Friday, February 1, 2013

Advanced Ecology Lab: 2013 (Weeks 1 & 2)

Another year is upon us!

We have several specific purposes with our lab exercises in this class.  They were, firstly, designed to give students practical experience that mimics what professional ecologists, natural resource regulators or environmental consultants would do.  The students conduct a variety of environmental assessments throughout the semester....use their results to make recommendations and write a professional-style report of their findings.

They apply skills that they've learned in past classes (such as in our 200-level Field Methods in Ecology class), and new techniques they are taught in this class throughout the semester.

Week one is primarily devoted to a site visit and reconnaisance.  The entire property is walked....different community types are identified...and a guess is made as to how the site fits into a landscape context.

Based on this assessment, they break into groups and find locations for their first long-term monitoring initiative on-site: camera traps!

During week was time to head back....service the cameras and delineate the boundaries of the habitats/communities on-site.

BUT, the weather found a way to make things more interesting.  Twenty-four hours before lab this week....the temperature was in the mid-50s.  Normally, I would say this is unheard of for January 'round here, but looking back at a blog post from last January reminded me that this is becoming the norm. 

And they say climate change is a myth!

Anyhoo, the warm temperature was not all that was in store for us.  When I left the house on the morning before we had lab, it was still warm and misting.  All of the snow that we had gotten previously was completely gone.

But things changed suddenly.  The temperature dropped drastically over the course of a few hours and the mist turned to snow.  By mid-afternoon, it looked incredible outside!!

Perfect weather for field work!

This required students dividing into groups and selecting one of their habitats/communities....following the periphery and recording GPS points.

They also had to flag the common boundaries between different habitats so that they could easily coordinate their data later....

We also checked the cameras....and the usual suspects showed up....

The White-Tailed Deer (Odocoileus virginianus)...note the raw-looking pedicel where the antler recently came off....

The Raccoon (Procyon lotor)

The Todd (Vulpes vulpes)

But that snow....I can't pretend I don't love it!


  1. Awesome class. It reminds me of the Wetland Dilineation course I took this past fall. Of course that was focused on wetlands, but we learned to assess different types of wetlands and all the characteristics that go with it, and then in the end we were defining the line between upland and wetland, and then had to defend our decision. We had a similar experience here with the weather this week. But with the snow we had wind, so it didn't settle nearly as prettily as yours did. Are your students using lures of any kind?

  2. Hey Alyssa,

    I don't have them use lures on the cameras. Part of the goal is to inventory species....but also to use "capture only" data in conjunction with a program called PRESENCE for estimating population sizes of certain species. I'm hoping to reduce the factors confounding our population estimates as much as possible.

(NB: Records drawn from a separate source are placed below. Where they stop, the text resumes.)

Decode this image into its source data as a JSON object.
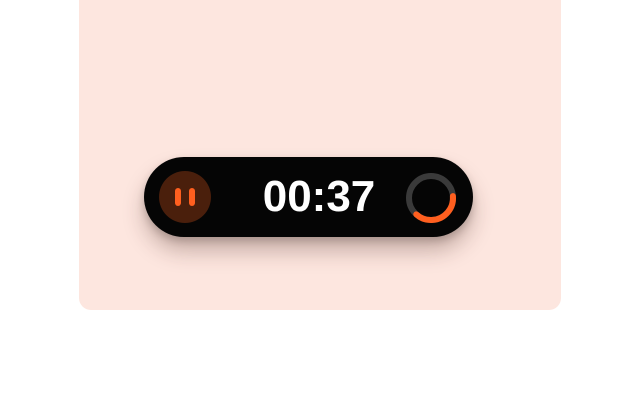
{
  "timer": {
    "time": "00:37",
    "state": "running",
    "progress": 0.38,
    "pause_icon": "pause-icon"
  },
  "colors": {
    "accent": "#ff5f1f",
    "pill_background": "#050505",
    "pause_button_background": "#4a1f0c",
    "ring_track": "#3a3a3a",
    "stage_background": "#fde6df"
  }
}
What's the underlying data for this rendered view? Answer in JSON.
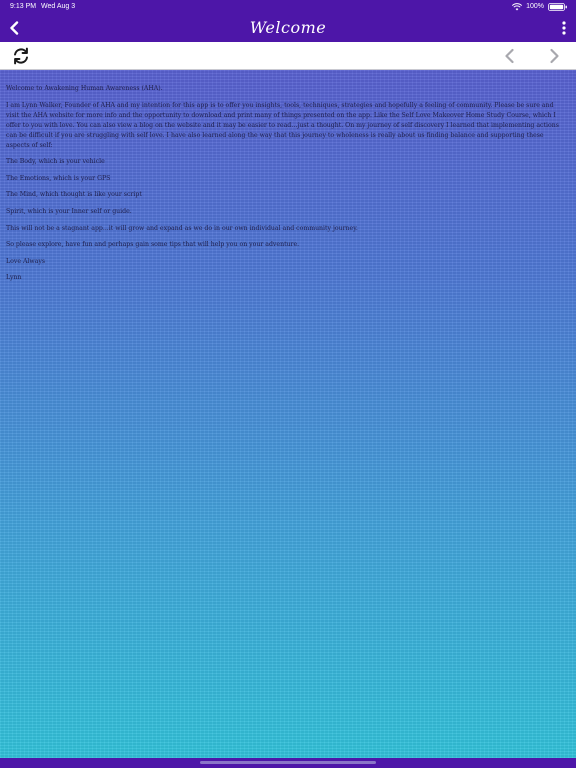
{
  "status": {
    "time": "9:13 PM",
    "date": "Wed Aug 3",
    "battery": "100%"
  },
  "nav": {
    "title": "Welcome",
    "back_icon": "chevron-left-icon",
    "more_icon": "vertical-ellipsis-icon"
  },
  "toolbar": {
    "refresh_icon": "refresh-icon",
    "prev_icon": "chevron-left-icon",
    "next_icon": "chevron-right-icon"
  },
  "article": {
    "paragraphs": [
      "Welcome to Awakening Human Awareness (AHA).",
      "I am Lynn Walker, Founder of AHA and my intention for this app is to offer you insights, tools, techniques, strategies and hopefully a feeling of community. Please be sure and visit the AHA website for more info and the opportunity to download and print many of things presented on the app. Like the Self Love Makeover Home Study Course, which I offer to you with love. You can also view a blog on the website and it may be easier to read…just a thought. On my journey of self discovery I learned that implementing actions can be difficult if you are struggling with self love. I have also learned along the way that this journey to wholeness is really about us finding balance and supporting these aspects of self:",
      "The Body, which is your vehicle",
      "The Emotions, which is your GPS",
      "The Mind, which thought is like your script",
      "Spirit, which is your Inner self or guide.",
      "This will not be a stagnant app...it will grow and expand as we do in our own individual and community journey.",
      "So please explore, have fun and perhaps gain some tips that will help you on your adventure.",
      "Love Always",
      "Lynn"
    ]
  },
  "colors": {
    "bar_purple": "#4d16a8",
    "toolbar_white": "#ffffff",
    "text_dark": "#1e1e4a",
    "gradient_top": "#5a62d2",
    "gradient_bottom": "#33c4dc"
  }
}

Since lures might draw the same individual in over and over....and it's hard to distinguish individuals for these species...we aren't using lures on these cameras.

    We *might* use them on some other cameras that we'll deploy in the coming weeks (for a slightly different purpose), though...

  3. Your students appear to know how to dress properly for cold weather. That is a good sign. I sometimes think that mistakes can help people remember to anticipate weather changes and bring layers in the future, but it is hard to watch people be miserable when they are cold and wet outside for the entire day. When I interview people for jobs, one of the things I listen for is their readiness to deal with the elements.

  4. Hi Cindy...

    Its good to hear that you look for this quality in folks you interview! I'm fairly certain that some students think I'm being sort of mean by having us outside every week in the winter. But they're field ecology majors...and they need to be prepared to deal with the less-than-ideal conditions. I'm trying to prepare them for post-graduation work in the field. I tell them that if they're going to complain about being outside, they should re-assess their major. I also tell them that if they come un-prepared for a job, or complain about conditions at a job...their employer can very quickly find a willing replacement for them.

    Because I teach this class in the spring semester...I usually start by emailing the students in the prior December to tell them that we'll be out every week for lab. I tell them to dig the snow-gear out of the closet. Appropriate gloves, footwear, pants, and so on (no jeans or hiking boots, unless insulated).

    Some dress smarter than others....but they learn quickly.

    Most are also from the upper know the score with the weather in January/February. Most of the time, I have no issues with them being unprepared or complaining.

    1. We've had similar speeches of preparation re: clothing at my college! Today I had a 4 hour lab outside in 15* weather with nonstop snow. A few people were unprepared (cotton hoodie sweatshirt/no jacket, Ugg boots, no gloves) but there was no complaint. They knew better than to whine I think!